PROBLEM TO WORK ON: Identify every line in the records below that contains the word "分解镜头", and copy each of those lines.

(Excerpts from an interface dataset)
=== Begin Enclosure ===

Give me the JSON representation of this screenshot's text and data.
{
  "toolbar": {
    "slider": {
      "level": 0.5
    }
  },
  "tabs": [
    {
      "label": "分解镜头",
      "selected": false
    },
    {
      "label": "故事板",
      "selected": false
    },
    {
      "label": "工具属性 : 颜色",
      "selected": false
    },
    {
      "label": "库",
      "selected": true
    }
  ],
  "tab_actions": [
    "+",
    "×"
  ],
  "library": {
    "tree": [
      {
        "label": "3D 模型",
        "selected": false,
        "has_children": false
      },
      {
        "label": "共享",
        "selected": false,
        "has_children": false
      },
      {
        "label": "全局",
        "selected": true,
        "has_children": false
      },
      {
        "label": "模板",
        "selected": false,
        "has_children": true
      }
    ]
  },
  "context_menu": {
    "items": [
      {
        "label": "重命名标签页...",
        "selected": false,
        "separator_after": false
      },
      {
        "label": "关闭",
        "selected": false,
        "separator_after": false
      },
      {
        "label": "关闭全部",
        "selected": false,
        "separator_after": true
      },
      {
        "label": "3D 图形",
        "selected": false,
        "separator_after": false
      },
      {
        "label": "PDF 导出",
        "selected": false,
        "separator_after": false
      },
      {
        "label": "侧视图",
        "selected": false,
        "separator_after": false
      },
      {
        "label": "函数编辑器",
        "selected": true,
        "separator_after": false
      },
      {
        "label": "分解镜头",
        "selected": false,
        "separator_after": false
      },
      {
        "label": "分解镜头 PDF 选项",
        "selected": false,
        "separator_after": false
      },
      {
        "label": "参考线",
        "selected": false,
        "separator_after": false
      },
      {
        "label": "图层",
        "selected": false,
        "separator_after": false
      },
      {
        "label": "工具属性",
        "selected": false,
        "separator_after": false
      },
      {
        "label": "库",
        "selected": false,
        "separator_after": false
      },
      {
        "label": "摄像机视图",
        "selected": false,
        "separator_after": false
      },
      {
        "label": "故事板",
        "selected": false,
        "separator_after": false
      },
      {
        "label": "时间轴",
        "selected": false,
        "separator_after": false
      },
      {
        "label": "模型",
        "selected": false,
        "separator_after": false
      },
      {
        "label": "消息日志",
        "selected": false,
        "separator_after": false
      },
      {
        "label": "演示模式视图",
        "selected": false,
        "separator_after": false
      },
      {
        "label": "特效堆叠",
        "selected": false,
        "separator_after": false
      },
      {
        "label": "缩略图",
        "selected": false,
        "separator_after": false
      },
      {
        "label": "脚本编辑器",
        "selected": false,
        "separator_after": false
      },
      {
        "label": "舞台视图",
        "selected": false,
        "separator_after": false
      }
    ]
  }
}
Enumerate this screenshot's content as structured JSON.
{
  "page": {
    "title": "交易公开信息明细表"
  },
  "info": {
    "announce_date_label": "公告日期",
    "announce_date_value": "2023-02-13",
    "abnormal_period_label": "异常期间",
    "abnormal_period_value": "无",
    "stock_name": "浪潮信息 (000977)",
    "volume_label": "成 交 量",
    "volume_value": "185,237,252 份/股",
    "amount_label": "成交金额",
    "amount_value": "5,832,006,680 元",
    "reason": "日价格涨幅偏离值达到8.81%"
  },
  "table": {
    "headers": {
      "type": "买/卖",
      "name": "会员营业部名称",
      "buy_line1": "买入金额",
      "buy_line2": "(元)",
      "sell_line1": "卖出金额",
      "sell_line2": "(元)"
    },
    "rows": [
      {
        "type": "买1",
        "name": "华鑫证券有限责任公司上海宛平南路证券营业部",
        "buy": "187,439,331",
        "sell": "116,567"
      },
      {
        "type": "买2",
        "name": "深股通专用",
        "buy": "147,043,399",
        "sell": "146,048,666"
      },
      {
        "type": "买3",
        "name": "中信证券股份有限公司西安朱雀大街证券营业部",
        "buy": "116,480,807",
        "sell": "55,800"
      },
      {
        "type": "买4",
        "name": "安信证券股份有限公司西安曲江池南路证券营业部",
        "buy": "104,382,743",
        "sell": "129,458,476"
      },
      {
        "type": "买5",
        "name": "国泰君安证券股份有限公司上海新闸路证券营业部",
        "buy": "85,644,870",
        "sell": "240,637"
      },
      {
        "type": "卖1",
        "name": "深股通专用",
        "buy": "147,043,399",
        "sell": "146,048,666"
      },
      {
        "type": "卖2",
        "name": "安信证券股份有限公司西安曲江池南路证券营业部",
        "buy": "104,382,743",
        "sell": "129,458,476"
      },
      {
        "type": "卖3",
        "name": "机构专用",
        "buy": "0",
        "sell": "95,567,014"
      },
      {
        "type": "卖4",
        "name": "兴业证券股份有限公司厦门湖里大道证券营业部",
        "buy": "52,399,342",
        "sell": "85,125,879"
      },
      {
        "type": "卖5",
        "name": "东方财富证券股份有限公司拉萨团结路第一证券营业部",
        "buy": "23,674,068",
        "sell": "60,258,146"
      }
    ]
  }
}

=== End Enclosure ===

ANSWER BOX:
      "label": "分解镜头",
        "label": "分解镜头",
        "label": "分解镜头 PDF 选项",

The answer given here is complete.